This is a pretty nice departure point! You can catch the Waterfront Trail next to the parking lot at Gray’s Creek Conservation Area and Marina. There are signs.
You’ll pass by a relic on display in front of Nav Canada, the Canadian Forces School of Aerospace Control Operations in Cornwall. But, I stopped by to take a closer look. It’s a Canadair (Lockheed) T-33 Silver Star that served in the Royal Canadian Air Force (RCAF) from the mid-50’s to the 90’s as a military jet trainer for training pilots. The Americans flew the T-33 Silver Stars in the Korean War. Canada bought the license to build them. The RCAF had 650 of these aircraft built by Canadair. (Thanks to Nav Canada for answering my questions about the aircraft.)
The waterfront gazebo in Lamoureux Park is really sweet. I just wanted to hang out and enjoy this spot for a good long while. It inspired me to pull off my helmet, shoes, and cycling gloves and strike a yoga pose or two. It’s a great way to stretch out.
- The Cornwall Aquatic Centre
- Cornwall Community Museum
- Cornwall Civic Complex
- Cornwall Curling Centre
Be aware that there is a temporary detour from the Waterfront Trail at the International Bridge while a new bridge is being constructed and the old bridge is demolished. This work may not be completed until 2016. The detour takes you off the dedicated waterfront path and onto the road. The City of Cornwall has advised that they have temporarily opened the path in this location evenings and weekends for the summer.
You can’t miss the 4.7 kilometre long International Bridge that spans the St. Lawrence from Cornwall, Ontario to New York state in the U.S. The bridge is your marker for the detour. From the bridge, we followed the detour signs onto Second Street and stayed on it until we found our way back to the Waterfront Trail at the historic canal – my favourite part of the path in Cornwall.
The 4.4 kilometre stretch of path along the historic Cornwall Canal makes me wonder about days gone by when ships used to pass through a series of locks, but no more. The Cornwall canal was flooded in 1958 when the St. Lawrence Seaway was completed and only two locks remain visible today.
I like the wide-open views along the Waterfront Trail here which follows the south side of what’s left of the old canal. It’s a great place to watch the sunrise or sunset. If you just want to cycle this part, you can find parking at the western tip of Second Street.
Ontario’s Waterfront Trail stretches some 900 km from Niagara-on-the-Lake to the Quebec border. It follows the shores of Lake Ontario and the St. Lawrence River, so you can choose the sections of path that suit you best for day cycles or multi-day bicycle touring.

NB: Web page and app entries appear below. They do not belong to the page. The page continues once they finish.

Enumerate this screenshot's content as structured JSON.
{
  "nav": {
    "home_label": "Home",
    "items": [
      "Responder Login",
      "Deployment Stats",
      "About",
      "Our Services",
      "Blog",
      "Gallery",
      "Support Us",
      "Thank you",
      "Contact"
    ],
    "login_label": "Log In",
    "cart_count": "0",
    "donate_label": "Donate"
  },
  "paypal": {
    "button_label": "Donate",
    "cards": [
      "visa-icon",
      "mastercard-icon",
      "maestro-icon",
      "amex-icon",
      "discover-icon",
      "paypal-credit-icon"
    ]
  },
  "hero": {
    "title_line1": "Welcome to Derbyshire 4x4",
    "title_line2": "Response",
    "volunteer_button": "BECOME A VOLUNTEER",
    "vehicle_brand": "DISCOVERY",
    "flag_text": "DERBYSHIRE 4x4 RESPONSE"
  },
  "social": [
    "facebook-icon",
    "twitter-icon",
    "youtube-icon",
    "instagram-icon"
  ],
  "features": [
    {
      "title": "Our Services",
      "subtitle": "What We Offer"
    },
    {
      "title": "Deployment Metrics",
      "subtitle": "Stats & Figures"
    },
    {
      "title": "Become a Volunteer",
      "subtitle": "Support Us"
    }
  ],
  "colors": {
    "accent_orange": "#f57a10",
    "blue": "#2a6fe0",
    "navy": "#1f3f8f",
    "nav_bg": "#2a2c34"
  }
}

The Waterfront Trail varies from city to city. Thirty percent of the Trail is off road dedicated path and 70% follows residential streets or shoulders of major roads. Some sections are not waterfront, and you may pass through some forested areas. Check the Waterfront Trail website for more information.
Located along the north shore of the St Lawrence River, the South Eastern Ontario region spans from Cornwall and The Counties to Ontario’s burgeoning wine and craft beer country known as Prince Edward County and the Bay of Quinte. Along the shores of these waterways, you’ll find fascinating history, quaint villages, inspiring art, live theatre and gastronomic delights. No matter how you choose to experience it, South Eastern Ontario offers some of the best places to visit in Ontario.